Alex Olson Mixes Skateboarding and Fashion

Now Lives Mr. Olson recently moved from Los Angeles to a three-bedroom apartment in Greenpoint, Brooklyn, which he shares with the denim guru Shawn Joswick.

Claim to Fame As the progeny of the skateboard pioneer Steve Olson, Mr. Olson first learned to ride at age 12. By 19 he was skating professionally, giving him the rarefied distinction of being the first second-generation professional skateboarder. He often appears on the covers of Skateboarder and Thrasher magazines, though these days his clothing line is also getting attention from fashion editors.

Big Break In 2005 he signed a sponsorship deal with Girl Skateboards, one of the most prestigious skate companies. “As a kid growing up, I never thought I would get sponsored by them because they were at such a higher level,” he said. Still, larger brands came calling. A few years ago, he parted ways with Girl Skateboards to work with Louis Vuitton, Vans and his current sponsor,Nike.

Latest Project Last year he started Bianca Chandôn, a unisex clothing line that is sold at boutiques like Supreme and Dover Street Market. The streetwear label was inspired by the inclusive philosophy espoused in early issues of Purple magazine, house-music havens like Paradise Garage and 1970s-era Fire Island as seen through the lens of the photographer Tom Bianchi. (A T-shirt from his first collection has the word “lover” written across the chest pocket.) “Everyone was wearing fitted clothes and had good style back then,” Mr. Olson said.

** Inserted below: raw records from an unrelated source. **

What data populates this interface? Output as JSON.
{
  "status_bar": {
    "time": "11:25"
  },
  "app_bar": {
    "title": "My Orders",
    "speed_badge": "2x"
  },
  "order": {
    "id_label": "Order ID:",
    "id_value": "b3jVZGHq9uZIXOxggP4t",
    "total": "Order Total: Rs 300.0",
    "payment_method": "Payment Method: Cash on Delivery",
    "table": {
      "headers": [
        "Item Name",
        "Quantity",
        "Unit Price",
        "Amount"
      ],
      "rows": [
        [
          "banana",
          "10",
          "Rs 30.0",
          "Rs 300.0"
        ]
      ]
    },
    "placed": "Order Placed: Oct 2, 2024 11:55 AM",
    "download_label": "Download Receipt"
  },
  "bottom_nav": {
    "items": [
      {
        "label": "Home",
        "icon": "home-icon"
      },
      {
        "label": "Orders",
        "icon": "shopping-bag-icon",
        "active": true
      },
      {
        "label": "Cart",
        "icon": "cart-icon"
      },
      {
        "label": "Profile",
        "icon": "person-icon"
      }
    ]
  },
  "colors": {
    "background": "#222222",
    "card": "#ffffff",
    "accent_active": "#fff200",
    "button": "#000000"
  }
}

Next Thing Disco’s social history serves as a creative catalyst for more than just his clothing line. This fall, Mr. Olson will release a dance EP in a collaboration with Paul Takahashi of Sarcastic Disco and the composer Alberto Bof. “It’s like an early ’90s dance record that feels modern,” Mr. Olson said. He also plans to release a full ready-to-wear collection for Bianca Chandôn. The sales strategy is inspired by pioneering D.J.s like Larry Levan, who released limited-edition vinyl bootlegs of popular hits. “By producing low numbers of each piece, if it sells out at a store you have to find it some other way,” he said.

Freewheeler After watching “Paris Is Burning,” the 1990 documentary about drag-ball culture, Mr. Olson noticed a similarity between the rule-breaking worlds of vogueing and skateboarding. “Some people consider skateboarding a sport, but I judge it more like dance,” he said. “Skating is like voguing: Whoever has the best style wins the competition.”

[“source – nytimes.com”]